|[sweater, denim jeans, kicks: GAP Kids; shirt: H&M]|
He looks over at me and asks, "Mommy, can you help me with this puzzle?"
"No, my love," I respond. "You can do that puzzle all by yourself."
He can. And I know this because he's a rockstar when it comes to putting puzzles together. He doesn't need my help. He just wants my help. (I'm too engrossed in my work and too focused on finishing it up to realize this at the time. I don't "get it.")
He completes the puzzle all by himself and smiles. He's happy.
"Wow, Aiden! You did an awesome job," I say.
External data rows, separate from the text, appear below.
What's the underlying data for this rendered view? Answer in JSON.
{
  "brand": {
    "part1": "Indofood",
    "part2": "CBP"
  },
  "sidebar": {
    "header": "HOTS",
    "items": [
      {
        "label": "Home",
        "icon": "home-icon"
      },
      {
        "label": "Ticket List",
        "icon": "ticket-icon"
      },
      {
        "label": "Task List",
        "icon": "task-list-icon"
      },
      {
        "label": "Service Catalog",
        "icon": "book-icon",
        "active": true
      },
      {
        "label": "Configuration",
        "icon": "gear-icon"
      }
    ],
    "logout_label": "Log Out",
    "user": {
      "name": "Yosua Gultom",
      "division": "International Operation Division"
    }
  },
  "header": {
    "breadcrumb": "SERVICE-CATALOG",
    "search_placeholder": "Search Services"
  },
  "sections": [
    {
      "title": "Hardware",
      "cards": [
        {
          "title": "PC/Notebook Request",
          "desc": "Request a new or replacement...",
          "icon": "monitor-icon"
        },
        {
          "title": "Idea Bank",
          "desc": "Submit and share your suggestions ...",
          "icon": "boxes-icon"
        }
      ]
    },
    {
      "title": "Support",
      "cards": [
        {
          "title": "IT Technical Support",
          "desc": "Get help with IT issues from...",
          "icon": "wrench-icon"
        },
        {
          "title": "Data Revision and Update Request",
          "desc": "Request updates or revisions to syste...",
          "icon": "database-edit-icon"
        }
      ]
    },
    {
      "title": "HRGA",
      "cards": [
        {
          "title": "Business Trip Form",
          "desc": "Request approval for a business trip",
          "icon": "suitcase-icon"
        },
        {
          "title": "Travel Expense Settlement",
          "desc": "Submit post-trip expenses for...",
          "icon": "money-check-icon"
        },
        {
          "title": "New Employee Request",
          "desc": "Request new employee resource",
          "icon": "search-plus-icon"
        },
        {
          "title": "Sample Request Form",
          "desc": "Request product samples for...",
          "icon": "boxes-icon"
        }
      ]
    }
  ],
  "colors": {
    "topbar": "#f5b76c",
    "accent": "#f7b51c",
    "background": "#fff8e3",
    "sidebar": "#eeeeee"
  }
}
"Yeah. I'm the king of puzzles, you know that? Because I'm good at puzzles."
He's right. He is good at puzzles. A little arrogant, but good nonetheless.
Aiden then comes over to the couch. "Would you like to play superheroes with me?"
"I can't right now, but as soon as I'm finished, I'll play with you."
"Hmm... what are you doing?," he asks.
"Work," I respond.
|[54-piece floor puzzle done! All by his lonesome.]|
"...Could you just work at work and not at home?"
Okay. So now I get it.
He isn't trying to be sassy or a know-it-all. In fact, he asks the question in the most innocent way. But it still throws me off guard because I've gotten so used to working hard all day long. It's normal for me. And there's nothing wrong with that. In fact, I think it's perfectly okay to hustle; it's okay to be diligent; it's great to have a good work ethic and grit and perseverance and all those awesome characteristics that'll help you climb the career ladder.
Bottom line: I'm a believer in good 'ol hard work.
But being productive is way more important to me than being busy. (Less busy, more productive this year. That's the goal, remember?) Now I'm going to strive to get more things done at work (or when Aiden goes to bed) so that I can own my time at home better.
That way, I can enjoy distraction-free time with Aiden. Because that's also very important.
I'm so thankful to him for giving me this little reminder...